Action item: Where an entry holds an image, leave the image out; otherwise reproduce the entry exactly.

Data records for software interfaces

■ ■ ■ ■ ■ ■ ■

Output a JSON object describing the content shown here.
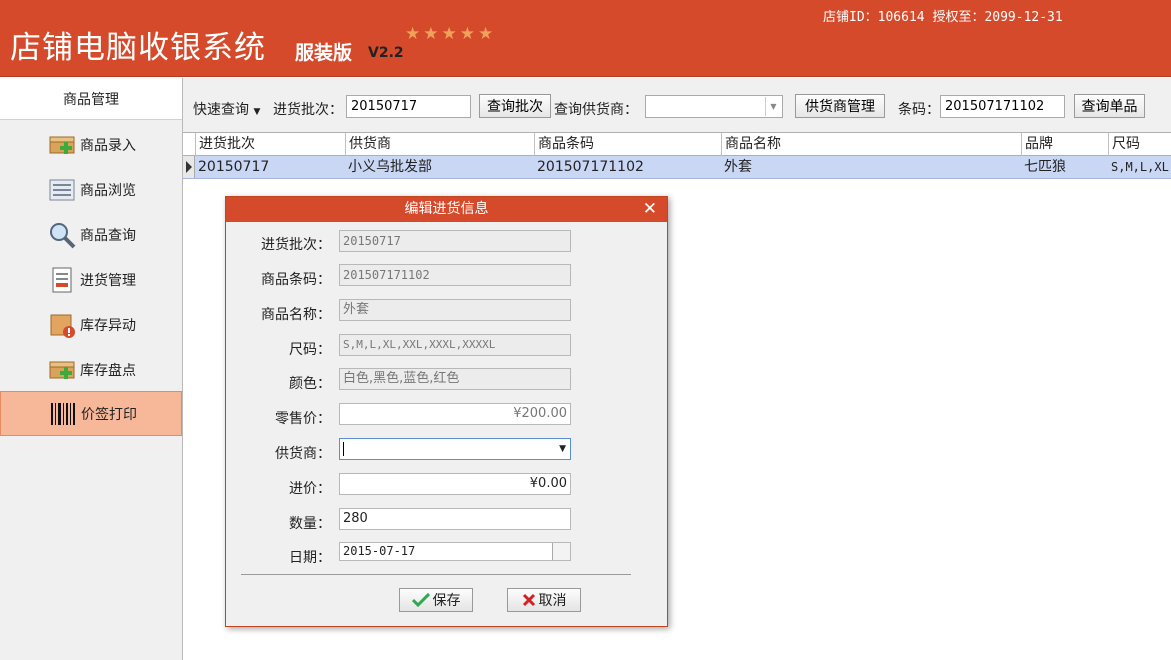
{
  "header": {
    "title": "店铺电脑收银系统",
    "edition": "服装版",
    "version": "V2.2",
    "stars": "★★★★★",
    "shop_info": "店铺ID：106614 授权至：2099-12-31"
  },
  "sidebar": {
    "header": "商品管理",
    "items": [
      {
        "label": "商品录入",
        "icon": "box-add-icon"
      },
      {
        "label": "商品浏览",
        "icon": "list-icon"
      },
      {
        "label": "商品查询",
        "icon": "magnifier-icon"
      },
      {
        "label": "进货管理",
        "icon": "document-icon"
      },
      {
        "label": "库存异动",
        "icon": "box-alert-icon"
      },
      {
        "label": "库存盘点",
        "icon": "box-add-icon"
      },
      {
        "label": "价签打印",
        "icon": "barcode-icon"
      }
    ]
  },
  "toolbar": {
    "quick_query": "快速查询",
    "batch_label": "进货批次：",
    "batch_value": "20150717",
    "query_batch_btn": "查询批次",
    "supplier_label": "查询供货商：",
    "supplier_value": "",
    "supplier_mgmt_btn": "供货商管理",
    "barcode_label": "条码：",
    "barcode_value": "201507171102",
    "query_item_btn": "查询单品"
  },
  "grid": {
    "columns": [
      "进货批次",
      "供货商",
      "商品条码",
      "商品名称",
      "品牌",
      "尺码"
    ],
    "rows": [
      [
        "20150717",
        "小义乌批发部",
        "201507171102",
        "外套",
        "七匹狼",
        "S,M,L,XL,"
      ]
    ]
  },
  "dialog": {
    "title": "编辑进货信息",
    "close": "✕",
    "fields": {
      "batch": {
        "label": "进货批次：",
        "value": "20150717"
      },
      "barcode": {
        "label": "商品条码：",
        "value": "201507171102"
      },
      "name": {
        "label": "商品名称：",
        "value": "外套"
      },
      "size": {
        "label": "尺码：",
        "value": "S,M,L,XL,XXL,XXXL,XXXXL"
      },
      "color": {
        "label": "颜色：",
        "value": "白色,黑色,蓝色,红色"
      },
      "retail": {
        "label": "零售价：",
        "value": "¥200.00"
      },
      "supplier": {
        "label": "供货商：",
        "value": ""
      },
      "cost": {
        "label": "进价：",
        "value": "¥0.00"
      },
      "qty": {
        "label": "数量：",
        "value": "280"
      },
      "date": {
        "label": "日期：",
        "value": "2015-07-17"
      }
    },
    "save_btn": "保存",
    "cancel_btn": "取消"
  },
  "colors": {
    "accent": "#d54a2b",
    "selected_row": "#c9d7f5",
    "active_side": "#f7b89a"
  }
}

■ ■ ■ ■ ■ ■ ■

Solution to the problem:
Output a JSON object describing the content shown here.
{
  "header": {
    "title": "店铺电脑收银系统",
    "edition": "服装版",
    "version": "V2.2",
    "stars": "★★★★★",
    "shop_info": "店铺ID：106614 授权至：2099-12-31"
  },
  "sidebar": {
    "header": "商品管理",
    "items": [
      {
        "label": "商品录入",
        "icon": "box-add-icon"
      },
      {
        "label": "商品浏览",
        "icon": "list-icon"
      },
      {
        "label": "商品查询",
        "icon": "magnifier-icon"
      },
      {
        "label": "进货管理",
        "icon": "document-icon"
      },
      {
        "label": "库存异动",
        "icon": "box-alert-icon"
      },
      {
        "label": "库存盘点",
        "icon": "box-add-icon"
      },
      {
        "label": "价签打印",
        "icon": "barcode-icon"
      }
    ]
  },
  "toolbar": {
    "quick_query": "快速查询",
    "batch_label": "进货批次：",
    "batch_value": "20150717",
    "query_batch_btn": "查询批次",
    "supplier_label": "查询供货商：",
    "supplier_value": "",
    "supplier_mgmt_btn": "供货商管理",
    "barcode_label": "条码：",
    "barcode_value": "201507171102",
    "query_item_btn": "查询单品"
  },
  "grid": {
    "columns": [
      "进货批次",
      "供货商",
      "商品条码",
      "商品名称",
      "品牌",
      "尺码"
    ],
    "rows": [
      [
        "20150717",
        "小义乌批发部",
        "201507171102",
        "外套",
        "七匹狼",
        "S,M,L,XL,"
      ]
    ]
  },
  "dialog": {
    "title": "编辑进货信息",
    "close": "✕",
    "fields": {
      "batch": {
        "label": "进货批次：",
        "value": "20150717"
      },
      "barcode": {
        "label": "商品条码：",
        "value": "201507171102"
      },
      "name": {
        "label": "商品名称：",
        "value": "外套"
      },
      "size": {
        "label": "尺码：",
        "value": "S,M,L,XL,XXL,XXXL,XXXXL"
      },
      "color": {
        "label": "颜色：",
        "value": "白色,黑色,蓝色,红色"
      },
      "retail": {
        "label": "零售价：",
        "value": "¥200.00"
      },
      "supplier": {
        "label": "供货商：",
        "value": ""
      },
      "cost": {
        "label": "进价：",
        "value": "¥0.00"
      },
      "qty": {
        "label": "数量：",
        "value": "280"
      },
      "date": {
        "label": "日期：",
        "value": "2015-07-17"
      }
    },
    "save_btn": "保存",
    "cancel_btn": "取消"
  },
  "colors": {
    "accent": "#d54a2b",
    "selected_row": "#c9d7f5",
    "active_side": "#f7b89a"
  }
}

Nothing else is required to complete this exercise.